Can identifying mental illness stop terrorism? Researchers link psychological problems to 'lone wolf' attacks

    New studies challenge thinking that mental illness plays only a minor role
    Dozens of attacks analysed including soldier shot by Canada parliament
    Found that fanatics are often motivated by both ideology and mental health
    Researcher: 'It's never an either-or... it's a dangerous cocktail'

By Simon Tomlinson for MailOnline

Published: 17:37 EST, 15 December 2014 | Updated: 12:24 EST, 16 December 2014

Terror atrocities committed by so-called 'lone-wolf' fanatics could be prevented by identifying and treating mental illness, new studies suggest.

A growing body of research has found a significant link between psychological problems and extremist attacks - challenging decades of thinking that they play only a minor role.

The studies looked at dozens of cases including a radical Muslim who killed a soldier outside Canada's Parliament, a right-wing extremist who opened fire on buildings in Texas and an Al Qaeda-inspired assailant who hacked an off-duty soldier to death in London.

Police said all three were terrorists and motivated by ideology, while authorities and family members said they may have been mentally ill.

But the latest body of research suggests they might well have been both.

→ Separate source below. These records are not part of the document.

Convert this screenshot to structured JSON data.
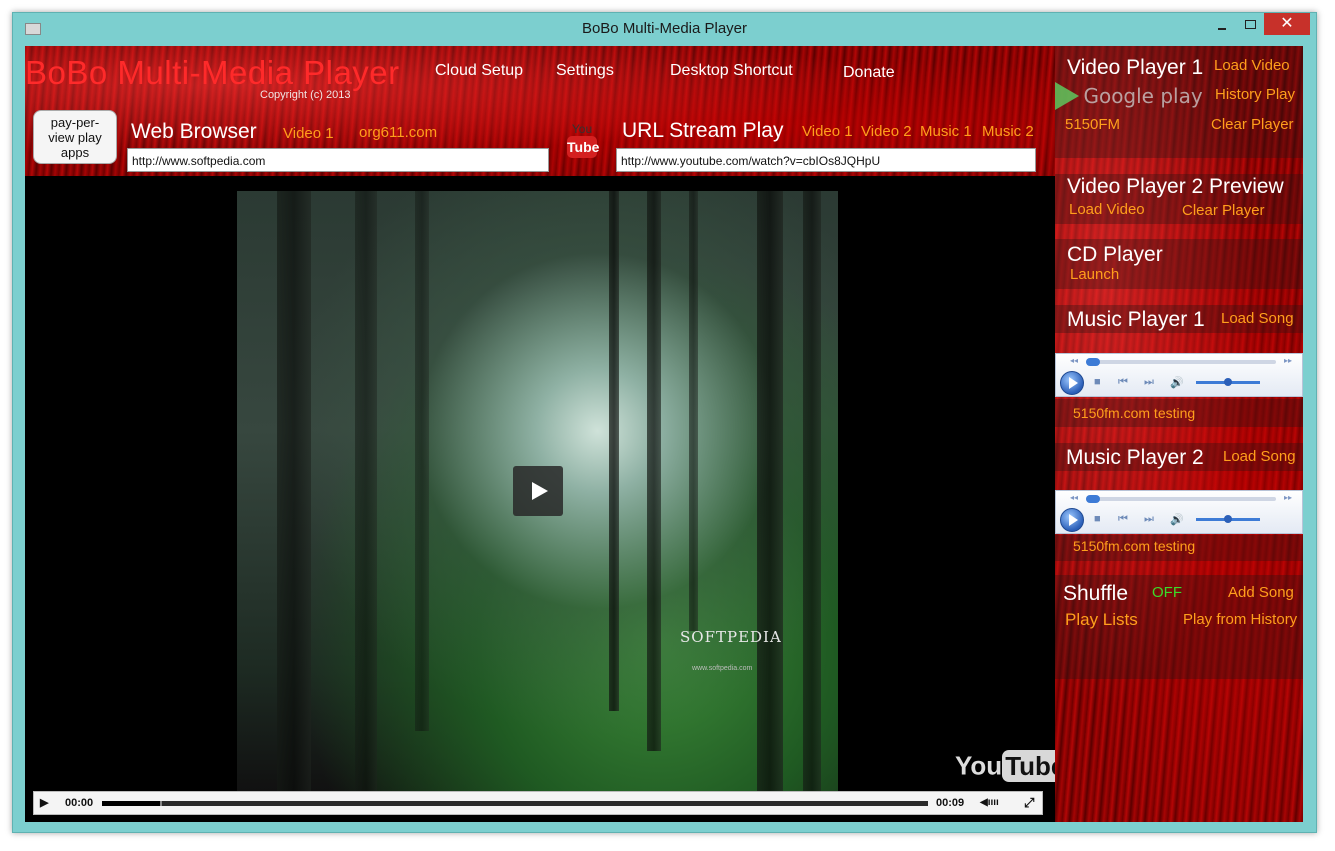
{
  "window": {
    "title": "BoBo Multi-Media Player",
    "close_glyph": "✕"
  },
  "header": {
    "app_title": "BoBo Multi-Media Player",
    "copyright": "Copyright (c) 2013",
    "menu": {
      "cloud_setup": "Cloud Setup",
      "settings": "Settings",
      "desktop_shortcut": "Desktop Shortcut",
      "donate": "Donate"
    },
    "ppv_button": "pay-per-view play apps",
    "web_browser": {
      "label": "Web Browser",
      "video1": "Video 1",
      "site_link": "org611.com",
      "url": "http://www.softpedia.com"
    },
    "youtube_badge": {
      "you": "You",
      "tube": "Tube"
    },
    "url_stream": {
      "label": "URL Stream Play",
      "video1": "Video 1",
      "video2": "Video 2",
      "music1": "Music 1",
      "music2": "Music 2",
      "url": "http://www.youtube.com/watch?v=cbIOs8JQHpU"
    }
  },
  "video": {
    "watermark": "SOFTPEDIA",
    "watermark_url": "www.softpedia.com",
    "yt_you": "You",
    "yt_tube": "Tube",
    "controls": {
      "time_current": "00:00",
      "time_total": "00:09",
      "progress_fraction": 0.07
    }
  },
  "sidebar": {
    "video_player1": {
      "title": "Video Player 1",
      "load_video": "Load Video",
      "google_play": "Google play",
      "history_play": "History Play",
      "station": "5150FM",
      "clear_player": "Clear Player"
    },
    "video_player2": {
      "title": "Video Player 2 Preview",
      "load_video": "Load Video",
      "clear_player": "Clear Player"
    },
    "cd_player": {
      "title": "CD Player",
      "launch": "Launch"
    },
    "music_player1": {
      "title": "Music Player 1",
      "load_song": "Load Song",
      "now_playing": "5150fm.com testing"
    },
    "music_player2": {
      "title": "Music Player 2",
      "load_song": "Load Song",
      "now_playing": "5150fm.com testing"
    },
    "shuffle": {
      "title": "Shuffle",
      "state": "OFF",
      "add_song": "Add Song",
      "play_lists": "Play Lists",
      "play_from_history": "Play from History"
    }
  },
  "colors": {
    "accent_orange": "#ff9f1c",
    "shuffle_state": "#3adc2a",
    "title_red": "#ff2a2a",
    "frame": "#7ccfcf"
  }
}
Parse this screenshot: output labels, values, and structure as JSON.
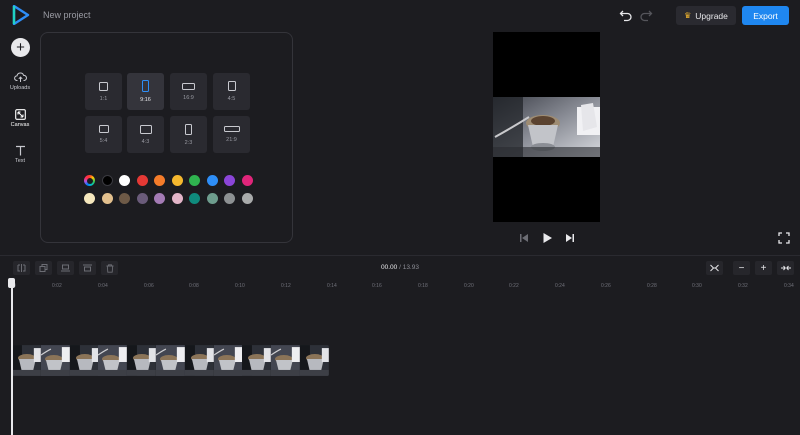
{
  "header": {
    "project_name": "New project",
    "upgrade_label": "Upgrade",
    "export_label": "Export",
    "upgrade_icon": "crown-icon",
    "brand_color": "#1f87f0"
  },
  "sidebar": {
    "add_icon": "plus-icon",
    "items": [
      {
        "label": "Uploads",
        "icon": "cloud-upload-icon"
      },
      {
        "label": "Canvas",
        "icon": "canvas-resize-icon"
      },
      {
        "label": "Text",
        "icon": "text-icon"
      }
    ]
  },
  "canvas_panel": {
    "aspect_ratios": [
      "1:1",
      "9:16",
      "16:9",
      "4:5",
      "5:4",
      "4:3",
      "2:3",
      "21:9"
    ],
    "selected_ratio": "9:16",
    "color_row_1": [
      "#000000",
      "#ffffff",
      "#e53935",
      "#f57c2a",
      "#f5b82e",
      "#2fb34f",
      "#2e8ef7",
      "#8b45d8",
      "#e0257a"
    ],
    "color_row_2": [
      "#f5e7bd",
      "#e3c08e",
      "#6e5a47",
      "#6a5b7a",
      "#a47bb5",
      "#e3b5c8",
      "#0f8b7d",
      "#6e9d8e",
      "#8d9193",
      "#a9abab"
    ]
  },
  "player": {
    "previous_icon": "skip-back-icon",
    "play_icon": "play-icon",
    "next_icon": "skip-forward-icon",
    "fullscreen_icon": "fullscreen-icon"
  },
  "timeline": {
    "current_time": "00.00",
    "separator": " / ",
    "total_time": "13.93",
    "ruler_labels": [
      "0",
      "0:02",
      "0:04",
      "0:06",
      "0:08",
      "0:10",
      "0:12",
      "0:14",
      "0:16",
      "0:18",
      "0:20",
      "0:22",
      "0:24",
      "0:26",
      "0:28",
      "0:30",
      "0:32",
      "0:34"
    ],
    "tools": [
      "split-icon",
      "duplicate-icon",
      "align-bottom-icon",
      "align-top-icon",
      "delete-icon"
    ],
    "zoom_fit_icon": "fit-icon",
    "zoom_out_label": "−",
    "zoom_in_label": "+",
    "expand_icon": "expand-icon"
  }
}
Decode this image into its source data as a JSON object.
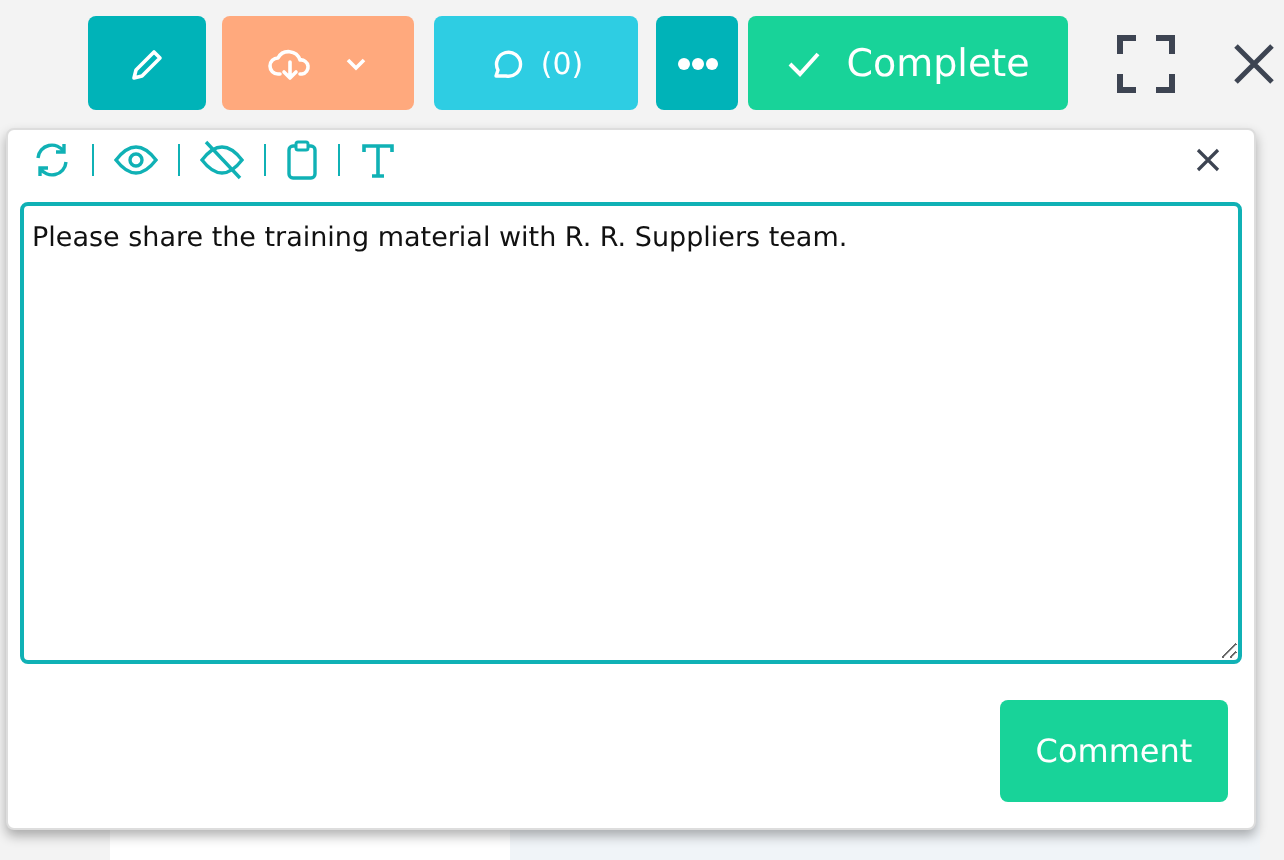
{
  "toolbar": {
    "comments_label": "(0)",
    "complete_label": "Complete"
  },
  "comment_popup": {
    "text": "Please share the training material with R. R. Suppliers team.",
    "submit": "Comment"
  }
}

'It's never an either-or in terms of ideology versus mental illness,' said Ramon Spaaij, a sociologist at Australia's Victoria University who conducted a major study, funded by the U.S. Justice Department, of lone wolf extremists. 'It's a dangerous cocktail.'

Now academics and law enforcement officials are working to turn that research into tools to prevent deadly attacks.

Article continues HERE.